Your goal: Each line of the data must be set down again without a single difference.

Task input:

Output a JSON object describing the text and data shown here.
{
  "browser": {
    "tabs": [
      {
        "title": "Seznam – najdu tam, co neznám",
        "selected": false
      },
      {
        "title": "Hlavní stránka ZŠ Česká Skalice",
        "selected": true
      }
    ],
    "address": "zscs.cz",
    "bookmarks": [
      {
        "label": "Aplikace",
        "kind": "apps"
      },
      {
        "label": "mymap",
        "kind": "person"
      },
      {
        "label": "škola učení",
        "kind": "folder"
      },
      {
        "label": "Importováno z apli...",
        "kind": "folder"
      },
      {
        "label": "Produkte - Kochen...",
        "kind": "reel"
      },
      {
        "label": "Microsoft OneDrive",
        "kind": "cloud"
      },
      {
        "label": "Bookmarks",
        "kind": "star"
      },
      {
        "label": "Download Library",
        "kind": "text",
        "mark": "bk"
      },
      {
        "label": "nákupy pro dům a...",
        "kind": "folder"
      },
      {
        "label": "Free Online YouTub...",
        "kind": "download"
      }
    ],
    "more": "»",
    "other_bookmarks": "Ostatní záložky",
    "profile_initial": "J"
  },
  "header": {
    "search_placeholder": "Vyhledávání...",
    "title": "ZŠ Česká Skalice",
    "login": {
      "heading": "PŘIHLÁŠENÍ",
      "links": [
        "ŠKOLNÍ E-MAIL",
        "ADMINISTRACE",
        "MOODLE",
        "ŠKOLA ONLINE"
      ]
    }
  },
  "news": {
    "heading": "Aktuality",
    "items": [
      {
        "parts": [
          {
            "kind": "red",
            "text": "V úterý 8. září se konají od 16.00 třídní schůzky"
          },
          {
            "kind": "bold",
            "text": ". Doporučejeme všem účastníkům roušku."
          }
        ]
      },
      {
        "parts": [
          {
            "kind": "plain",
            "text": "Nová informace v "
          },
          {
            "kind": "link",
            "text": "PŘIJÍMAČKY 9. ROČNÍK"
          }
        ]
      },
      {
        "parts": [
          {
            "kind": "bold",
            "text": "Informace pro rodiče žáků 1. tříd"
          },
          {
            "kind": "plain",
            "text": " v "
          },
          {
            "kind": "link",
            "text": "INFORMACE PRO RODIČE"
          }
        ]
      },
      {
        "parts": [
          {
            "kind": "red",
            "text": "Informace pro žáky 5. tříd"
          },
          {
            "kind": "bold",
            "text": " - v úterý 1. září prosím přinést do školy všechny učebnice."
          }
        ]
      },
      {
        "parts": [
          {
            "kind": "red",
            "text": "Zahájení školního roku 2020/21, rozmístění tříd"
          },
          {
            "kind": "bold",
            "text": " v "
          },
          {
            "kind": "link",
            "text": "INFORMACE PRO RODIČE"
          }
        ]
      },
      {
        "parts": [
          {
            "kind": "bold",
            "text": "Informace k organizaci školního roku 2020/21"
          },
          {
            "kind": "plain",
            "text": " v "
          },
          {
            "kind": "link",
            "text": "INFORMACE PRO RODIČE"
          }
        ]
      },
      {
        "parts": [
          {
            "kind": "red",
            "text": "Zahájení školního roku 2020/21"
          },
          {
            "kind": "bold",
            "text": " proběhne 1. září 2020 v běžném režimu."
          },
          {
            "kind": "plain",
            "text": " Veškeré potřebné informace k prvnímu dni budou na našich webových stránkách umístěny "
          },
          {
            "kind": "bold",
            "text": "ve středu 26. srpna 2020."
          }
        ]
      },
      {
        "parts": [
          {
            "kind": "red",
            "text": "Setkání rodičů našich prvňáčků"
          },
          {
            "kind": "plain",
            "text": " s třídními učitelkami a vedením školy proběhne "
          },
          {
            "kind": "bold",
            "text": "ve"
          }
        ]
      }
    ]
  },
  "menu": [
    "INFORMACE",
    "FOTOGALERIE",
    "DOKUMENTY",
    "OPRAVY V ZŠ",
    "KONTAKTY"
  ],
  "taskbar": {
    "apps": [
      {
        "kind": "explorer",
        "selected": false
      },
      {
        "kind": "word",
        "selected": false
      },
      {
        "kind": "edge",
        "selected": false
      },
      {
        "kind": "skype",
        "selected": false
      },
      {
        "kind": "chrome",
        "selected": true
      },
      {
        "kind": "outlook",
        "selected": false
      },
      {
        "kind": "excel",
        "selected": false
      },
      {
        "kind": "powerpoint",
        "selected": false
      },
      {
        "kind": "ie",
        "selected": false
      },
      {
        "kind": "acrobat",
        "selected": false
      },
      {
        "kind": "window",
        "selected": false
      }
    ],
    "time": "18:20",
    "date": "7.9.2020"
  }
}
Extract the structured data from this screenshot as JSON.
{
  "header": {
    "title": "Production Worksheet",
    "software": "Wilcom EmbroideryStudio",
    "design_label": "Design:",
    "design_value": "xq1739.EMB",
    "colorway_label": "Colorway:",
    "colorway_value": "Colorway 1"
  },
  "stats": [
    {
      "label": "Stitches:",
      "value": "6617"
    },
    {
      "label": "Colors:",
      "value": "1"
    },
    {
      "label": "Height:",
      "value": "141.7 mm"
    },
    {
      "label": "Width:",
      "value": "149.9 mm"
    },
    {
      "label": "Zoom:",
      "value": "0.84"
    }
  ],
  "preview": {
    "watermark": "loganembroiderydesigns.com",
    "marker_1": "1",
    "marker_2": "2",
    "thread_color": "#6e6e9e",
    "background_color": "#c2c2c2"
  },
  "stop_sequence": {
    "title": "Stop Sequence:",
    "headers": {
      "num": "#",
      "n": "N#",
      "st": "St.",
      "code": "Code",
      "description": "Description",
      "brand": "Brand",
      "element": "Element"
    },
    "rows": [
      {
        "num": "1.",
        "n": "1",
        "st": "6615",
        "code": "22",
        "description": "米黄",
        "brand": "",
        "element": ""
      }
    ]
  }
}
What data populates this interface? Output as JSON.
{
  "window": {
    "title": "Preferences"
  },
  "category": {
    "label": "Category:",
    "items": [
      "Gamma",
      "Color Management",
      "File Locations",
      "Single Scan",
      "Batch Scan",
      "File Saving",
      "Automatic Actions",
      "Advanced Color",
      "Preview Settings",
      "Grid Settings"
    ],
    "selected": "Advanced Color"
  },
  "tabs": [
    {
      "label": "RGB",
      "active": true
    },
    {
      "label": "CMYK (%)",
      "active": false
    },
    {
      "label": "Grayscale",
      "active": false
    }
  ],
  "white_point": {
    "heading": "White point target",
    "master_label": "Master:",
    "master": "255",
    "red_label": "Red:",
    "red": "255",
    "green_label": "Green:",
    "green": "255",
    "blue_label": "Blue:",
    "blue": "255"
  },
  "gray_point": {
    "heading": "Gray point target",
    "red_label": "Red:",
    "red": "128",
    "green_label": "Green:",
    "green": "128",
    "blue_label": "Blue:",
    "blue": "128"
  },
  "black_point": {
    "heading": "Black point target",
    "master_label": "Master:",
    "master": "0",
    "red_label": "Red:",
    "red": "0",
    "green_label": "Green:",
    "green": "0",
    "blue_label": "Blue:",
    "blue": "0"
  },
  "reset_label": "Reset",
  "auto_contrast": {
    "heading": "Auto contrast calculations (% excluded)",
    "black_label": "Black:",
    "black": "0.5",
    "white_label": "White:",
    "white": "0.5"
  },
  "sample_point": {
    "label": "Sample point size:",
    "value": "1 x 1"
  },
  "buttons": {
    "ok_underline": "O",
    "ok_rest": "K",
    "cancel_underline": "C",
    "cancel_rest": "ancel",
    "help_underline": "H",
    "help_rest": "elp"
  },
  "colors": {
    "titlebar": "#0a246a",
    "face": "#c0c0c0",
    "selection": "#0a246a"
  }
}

Written solution:
Output a JSON object describing the text and data shown here.
{
  "browser": {
    "tabs": [
      {
        "title": "Seznam – najdu tam, co neznám",
        "selected": false
      },
      {
        "title": "Hlavní stránka ZŠ Česká Skalice",
        "selected": true
      }
    ],
    "address": "zscs.cz",
    "bookmarks": [
      {
        "label": "Aplikace",
        "kind": "apps"
      },
      {
        "label": "mymap",
        "kind": "person"
      },
      {
        "label": "škola učení",
        "kind": "folder"
      },
      {
        "label": "Importováno z apli...",
        "kind": "folder"
      },
      {
        "label": "Produkte - Kochen...",
        "kind": "reel"
      },
      {
        "label": "Microsoft OneDrive",
        "kind": "cloud"
      },
      {
        "label": "Bookmarks",
        "kind": "star"
      },
      {
        "label": "Download Library",
        "kind": "text",
        "mark": "bk"
      },
      {
        "label": "nákupy pro dům a...",
        "kind": "folder"
      },
      {
        "label": "Free Online YouTub...",
        "kind": "download"
      }
    ],
    "more": "»",
    "other_bookmarks": "Ostatní záložky",
    "profile_initial": "J"
  },
  "header": {
    "search_placeholder": "Vyhledávání...",
    "title": "ZŠ Česká Skalice",
    "login": {
      "heading": "PŘIHLÁŠENÍ",
      "links": [
        "ŠKOLNÍ E-MAIL",
        "ADMINISTRACE",
        "MOODLE",
        "ŠKOLA ONLINE"
      ]
    }
  },
  "news": {
    "heading": "Aktuality",
    "items": [
      {
        "parts": [
          {
            "kind": "red",
            "text": "V úterý 8. září se konají od 16.00 třídní schůzky"
          },
          {
            "kind": "bold",
            "text": ". Doporučejeme všem účastníkům roušku."
          }
        ]
      },
      {
        "parts": [
          {
            "kind": "plain",
            "text": "Nová informace v "
          },
          {
            "kind": "link",
            "text": "PŘIJÍMAČKY 9. ROČNÍK"
          }
        ]
      },
      {
        "parts": [
          {
            "kind": "bold",
            "text": "Informace pro rodiče žáků 1. tříd"
          },
          {
            "kind": "plain",
            "text": " v "
          },
          {
            "kind": "link",
            "text": "INFORMACE PRO RODIČE"
          }
        ]
      },
      {
        "parts": [
          {
            "kind": "red",
            "text": "Informace pro žáky 5. tříd"
          },
          {
            "kind": "bold",
            "text": " - v úterý 1. září prosím přinést do školy všechny učebnice."
          }
        ]
      },
      {
        "parts": [
          {
            "kind": "red",
            "text": "Zahájení školního roku 2020/21, rozmístění tříd"
          },
          {
            "kind": "bold",
            "text": " v "
          },
          {
            "kind": "link",
            "text": "INFORMACE PRO RODIČE"
          }
        ]
      },
      {
        "parts": [
          {
            "kind": "bold",
            "text": "Informace k organizaci školního roku 2020/21"
          },
          {
            "kind": "plain",
            "text": " v "
          },
          {
            "kind": "link",
            "text": "INFORMACE PRO RODIČE"
          }
        ]
      },
      {
        "parts": [
          {
            "kind": "red",
            "text": "Zahájení školního roku 2020/21"
          },
          {
            "kind": "bold",
            "text": " proběhne 1. září 2020 v běžném režimu."
          },
          {
            "kind": "plain",
            "text": " Veškeré potřebné informace k prvnímu dni budou na našich webových stránkách umístěny "
          },
          {
            "kind": "bold",
            "text": "ve středu 26. srpna 2020."
          }
        ]
      },
      {
        "parts": [
          {
            "kind": "red",
            "text": "Setkání rodičů našich prvňáčků"
          },
          {
            "kind": "plain",
            "text": " s třídními učitelkami a vedením školy proběhne "
          },
          {
            "kind": "bold",
            "text": "ve"
          }
        ]
      }
    ]
  },
  "menu": [
    "INFORMACE",
    "FOTOGALERIE",
    "DOKUMENTY",
    "OPRAVY V ZŠ",
    "KONTAKTY"
  ],
  "taskbar": {
    "apps": [
      {
        "kind": "explorer",
        "selected": false
      },
      {
        "kind": "word",
        "selected": false
      },
      {
        "kind": "edge",
        "selected": false
      },
      {
        "kind": "skype",
        "selected": false
      },
      {
        "kind": "chrome",
        "selected": true
      },
      {
        "kind": "outlook",
        "selected": false
      },
      {
        "kind": "excel",
        "selected": false
      },
      {
        "kind": "powerpoint",
        "selected": false
      },
      {
        "kind": "ie",
        "selected": false
      },
      {
        "kind": "acrobat",
        "selected": false
      },
      {
        "kind": "window",
        "selected": false
      }
    ],
    "time": "18:20",
    "date": "7.9.2020"
  }
}
Extract the structured data from this screenshot as JSON.
{
  "header": {
    "title": "Production Worksheet",
    "software": "Wilcom EmbroideryStudio",
    "design_label": "Design:",
    "design_value": "xq1739.EMB",
    "colorway_label": "Colorway:",
    "colorway_value": "Colorway 1"
  },
  "stats": [
    {
      "label": "Stitches:",
      "value": "6617"
    },
    {
      "label": "Colors:",
      "value": "1"
    },
    {
      "label": "Height:",
      "value": "141.7 mm"
    },
    {
      "label": "Width:",
      "value": "149.9 mm"
    },
    {
      "label": "Zoom:",
      "value": "0.84"
    }
  ],
  "preview": {
    "watermark": "loganembroiderydesigns.com",
    "marker_1": "1",
    "marker_2": "2",
    "thread_color": "#6e6e9e",
    "background_color": "#c2c2c2"
  },
  "stop_sequence": {
    "title": "Stop Sequence:",
    "headers": {
      "num": "#",
      "n": "N#",
      "st": "St.",
      "code": "Code",
      "description": "Description",
      "brand": "Brand",
      "element": "Element"
    },
    "rows": [
      {
        "num": "1.",
        "n": "1",
        "st": "6615",
        "code": "22",
        "description": "米黄",
        "brand": "",
        "element": ""
      }
    ]
  }
}
What data populates this interface? Output as JSON.
{
  "window": {
    "title": "Preferences"
  },
  "category": {
    "label": "Category:",
    "items": [
      "Gamma",
      "Color Management",
      "File Locations",
      "Single Scan",
      "Batch Scan",
      "File Saving",
      "Automatic Actions",
      "Advanced Color",
      "Preview Settings",
      "Grid Settings"
    ],
    "selected": "Advanced Color"
  },
  "tabs": [
    {
      "label": "RGB",
      "active": true
    },
    {
      "label": "CMYK (%)",
      "active": false
    },
    {
      "label": "Grayscale",
      "active": false
    }
  ],
  "white_point": {
    "heading": "White point target",
    "master_label": "Master:",
    "master": "255",
    "red_label": "Red:",
    "red": "255",
    "green_label": "Green:",
    "green": "255",
    "blue_label": "Blue:",
    "blue": "255"
  },
  "gray_point": {
    "heading": "Gray point target",
    "red_label": "Red:",
    "red": "128",
    "green_label": "Green:",
    "green": "128",
    "blue_label": "Blue:",
    "blue": "128"
  },
  "black_point": {
    "heading": "Black point target",
    "master_label": "Master:",
    "master": "0",
    "red_label": "Red:",
    "red": "0",
    "green_label": "Green:",
    "green": "0",
    "blue_label": "Blue:",
    "blue": "0"
  },
  "reset_label": "Reset",
  "auto_contrast": {
    "heading": "Auto contrast calculations (% excluded)",
    "black_label": "Black:",
    "black": "0.5",
    "white_label": "White:",
    "white": "0.5"
  },
  "sample_point": {
    "label": "Sample point size:",
    "value": "1 x 1"
  },
  "buttons": {
    "ok_underline": "O",
    "ok_rest": "K",
    "cancel_underline": "C",
    "cancel_rest": "ancel",
    "help_underline": "H",
    "help_rest": "elp"
  },
  "colors": {
    "titlebar": "#0a246a",
    "face": "#c0c0c0",
    "selection": "#0a246a"
  }
}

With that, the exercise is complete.